A lot of people get confused about this one. After all, a vibrator is a vibrator is a vibrator, right? Well, not really. Dildos, vibes, and other sex toys are great fun, but many are designed with specific orifices in mind, and are not intended to be multi-purpose. Some toys are intended for use in both vaginas and anuses, but they'll tell you so. So make sure to do your research. Massaging the prostate is not the same as finding the G-spot, and so a tool designed to do one will not easily do the other. If you intend to do some anal play with toys, invest in a specifically-designed anal vibrator, plug, or beads.
3. Any Non-Sex-Toy Object Being Used As A Sex Toy
I know it can be very, very tempting to look into your cupboard, fridge, or wherever else and contemplate anal play with whatever you find, but please do not. Every medical student who has ever done a stint in the ER has a story about a non-toy object that was inserted into the anus and then, for some reason or another, was not able to be removed. (I've met many med students. Trust me on this one.) This includes carrots, cucumbers, door knobs, and anything else that looks alluring. Specialist stories from doctors I know include action figures and some dolls that you probably played with as a kid. Toys for anal play are on the market for a reason; they're designed to get pleasure and not get stuck or lost in there.

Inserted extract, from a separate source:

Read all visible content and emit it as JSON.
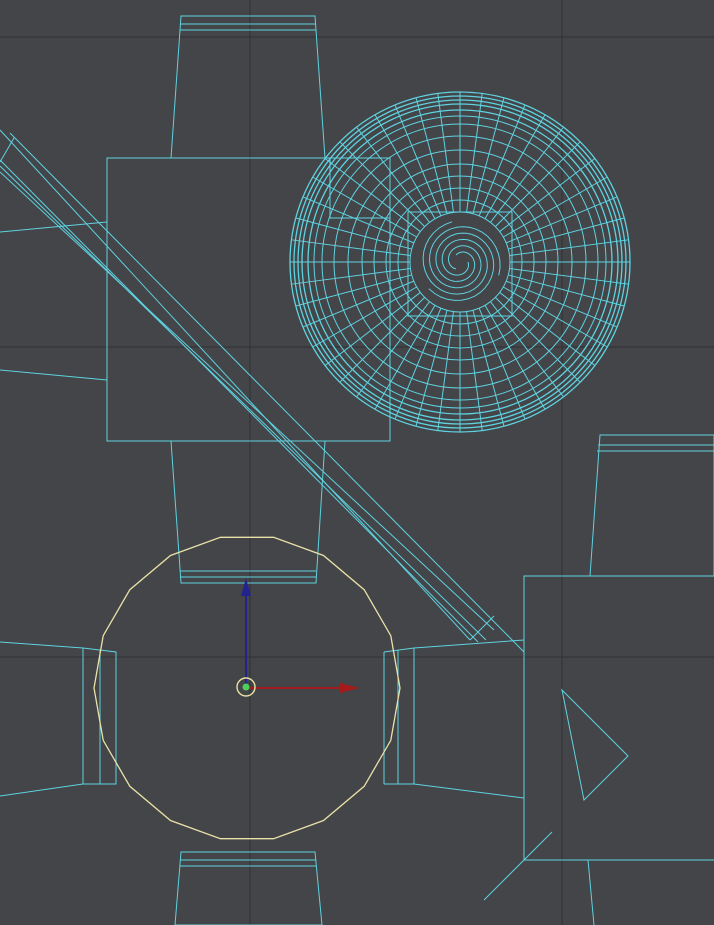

4. Anything That Will Then Be Put In The Vagina
Anybody who has ever had a UTI from doing this has the information seared into their brain, but for some reason, this doesn't seem to be widely known, and thus bears repeating. The phenomenon of "truffle butter," as made famous by the Nicki Minaj song (if you don't feel like clicking on the link, it means the substance that forms when a penis moves from an anus to a vagina), is a spectacularly bad idea, as any movement from the anus to the genitals without a thorough cleaning in between — and this applies to fingers, toys, or anything else — transfers bacteria from fecal matter. The result? Potential chaos for the vaginal interior. Do not do this.
5. Rubbing Alcohol, Or Anything Else Astringent
Anal tissue is pretty sensitive stuff, as anybody who has ever experienced a minor crack or tear in their skin down there will understand. That means that it's a very bad idea to use anything like disinfectant or rubbing alcohol on your anus, as it's likely to irritate the delicate tissue and cause problems like sensitivity, itching, burning, or other nasties. I know that people can get carried away with the idea of "cleaning up" down there, but be conscious of the fact that you're dealing with sensitive areas.
6. Scented Baby Wipes, Or Other Scented Products
Though the non-scented kind are often recommended as a good way to clean up after anal sex, scented baby wipes are known to be a potential cause of irritant contact dermatitis. Some people may experience irritation or other problems if they use not just scented baby wipes, but scented soaps, shower gels, or even some kinds of dyed toilet paper on their anuses, as their skin may be sensitive to chemicals and produce itchiness and other grossness.
7. Alcohol Of Any Kind
I can't believe I need to say this, but I will: An alcohol enema is a bad idea. Introducing alcohol into your rectum for the purposes of getting drunk will technically achieve its intended purpose, because the alcohol will be absorbed into the bloodstream, but it's also dangerous as hell. Alcohol intake via the anus bypasses one of the body's safety mechanisms for reducing its toxicity: the enzyme alcohol dehydrogenase, which breaks down ethanol in the stomach and liver. As somebody who doesn't actually possess this enzyme, I can attest that having alcohol in your system without it is neither fun nor healthy. Luckily, alcohol enemas appear to be restricted to rare idiotic incidents, but in case you're radically bored on Friday night, know that there are plenty of other fun — and safe — things you can do with your anus instead.
Images: Andrew Zaeh/ Bustle, Giphy